Exercise: Output what the records say, word for word, with no images.

───── Dataset records

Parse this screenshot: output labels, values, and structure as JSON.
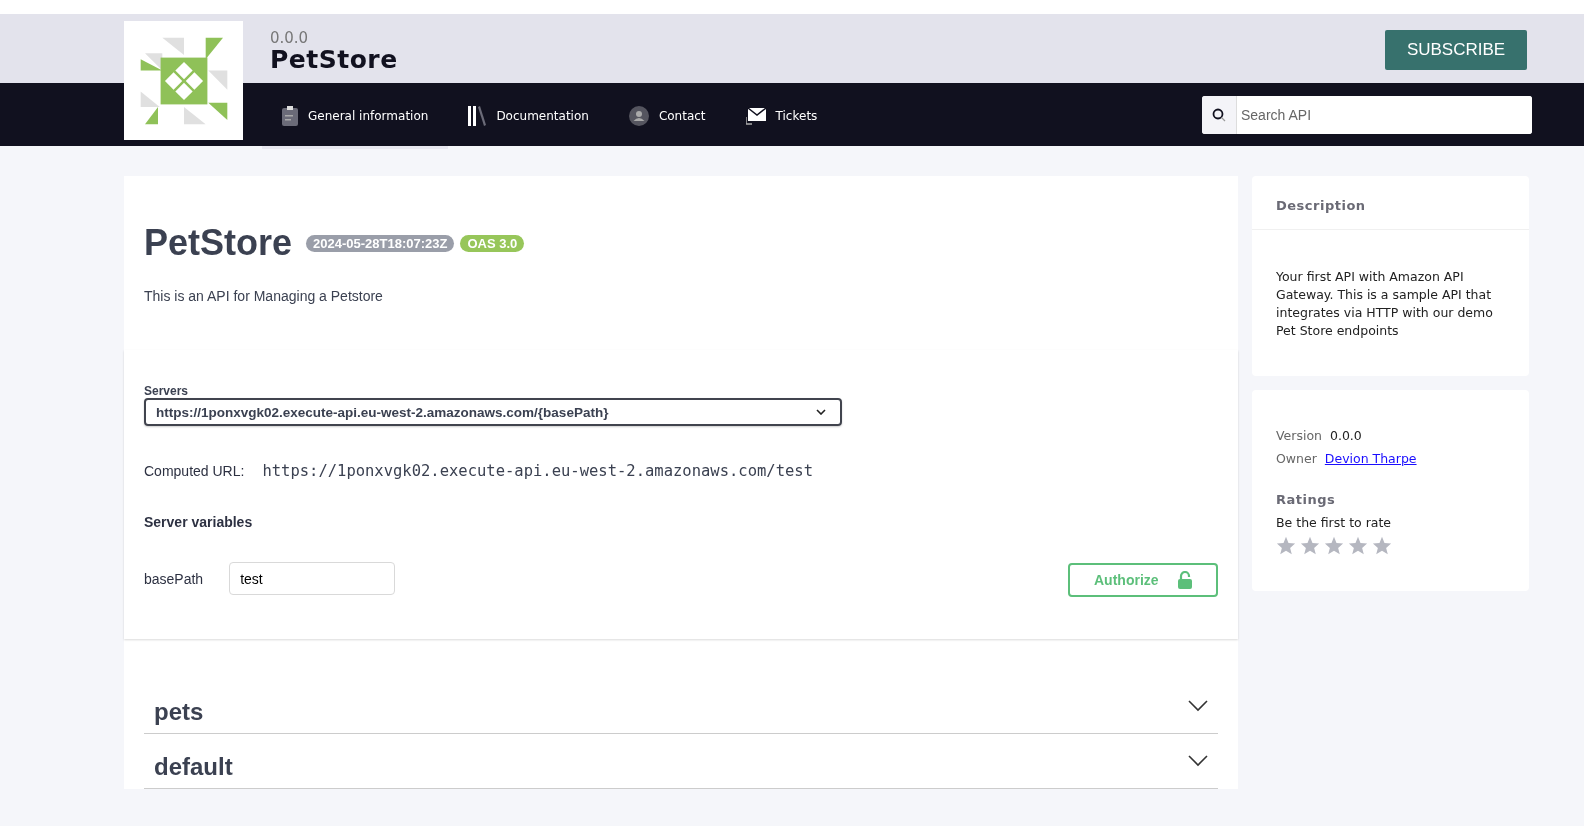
{
  "header": {
    "version": "0.0.0",
    "title": "PetStore",
    "subscribe": "SUBSCRIBE"
  },
  "tabs": [
    {
      "label": "General information",
      "kind": "clipboard",
      "selected": true
    },
    {
      "label": "Documentation",
      "kind": "books",
      "selected": false
    },
    {
      "label": "Contact",
      "kind": "person",
      "selected": false
    },
    {
      "label": "Tickets",
      "kind": "envelope",
      "selected": false
    }
  ],
  "search": {
    "placeholder": "Search API"
  },
  "api": {
    "title": "PetStore",
    "badges": [
      {
        "text": "2024-05-28T18:07:23Z",
        "color": "#9a9ea9"
      },
      {
        "text": "OAS 3.0",
        "color": "#97c65a"
      }
    ],
    "description": "This is an API for Managing a Petstore"
  },
  "servers": {
    "label": "Servers",
    "selected_server": "https://1ponxvgk02.execute-api.eu-west-2.amazonaws.com/{basePath}",
    "computed_label": "Computed URL:",
    "computed_url": "https://1ponxvgk02.execute-api.eu-west-2.amazonaws.com/test",
    "variables_title": "Server variables",
    "variables": [
      {
        "name": "basePath",
        "value": "test"
      }
    ],
    "authorize": "Authorize"
  },
  "sections": [
    {
      "name": "pets",
      "expanded": false
    },
    {
      "name": "default",
      "expanded": false
    }
  ],
  "sidebar": {
    "description_title": "Description",
    "description": "Your first API with Amazon API Gateway. This is a sample API that integrates via HTTP with our demo Pet Store endpoints",
    "version_label": "Version",
    "version": "0.0.0",
    "owner_label": "Owner",
    "owner": "Devion Tharpe",
    "ratings_title": "Ratings",
    "ratings_text": "Be the first to rate",
    "stars": 0
  }
}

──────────

Written reply:
Parse this screenshot: output labels, values, and structure as JSON.
{
  "header": {
    "version": "0.0.0",
    "title": "PetStore",
    "subscribe": "SUBSCRIBE"
  },
  "tabs": [
    {
      "label": "General information",
      "kind": "clipboard",
      "selected": true
    },
    {
      "label": "Documentation",
      "kind": "books",
      "selected": false
    },
    {
      "label": "Contact",
      "kind": "person",
      "selected": false
    },
    {
      "label": "Tickets",
      "kind": "envelope",
      "selected": false
    }
  ],
  "search": {
    "placeholder": "Search API"
  },
  "api": {
    "title": "PetStore",
    "badges": [
      {
        "text": "2024-05-28T18:07:23Z",
        "color": "#9a9ea9"
      },
      {
        "text": "OAS 3.0",
        "color": "#97c65a"
      }
    ],
    "description": "This is an API for Managing a Petstore"
  },
  "servers": {
    "label": "Servers",
    "selected_server": "https://1ponxvgk02.execute-api.eu-west-2.amazonaws.com/{basePath}",
    "computed_label": "Computed URL:",
    "computed_url": "https://1ponxvgk02.execute-api.eu-west-2.amazonaws.com/test",
    "variables_title": "Server variables",
    "variables": [
      {
        "name": "basePath",
        "value": "test"
      }
    ],
    "authorize": "Authorize"
  },
  "sections": [
    {
      "name": "pets",
      "expanded": false
    },
    {
      "name": "default",
      "expanded": false
    }
  ],
  "sidebar": {
    "description_title": "Description",
    "description": "Your first API with Amazon API Gateway. This is a sample API that integrates via HTTP with our demo Pet Store endpoints",
    "version_label": "Version",
    "version": "0.0.0",
    "owner_label": "Owner",
    "owner": "Devion Tharpe",
    "ratings_title": "Ratings",
    "ratings_text": "Be the first to rate",
    "stars": 0
  }
}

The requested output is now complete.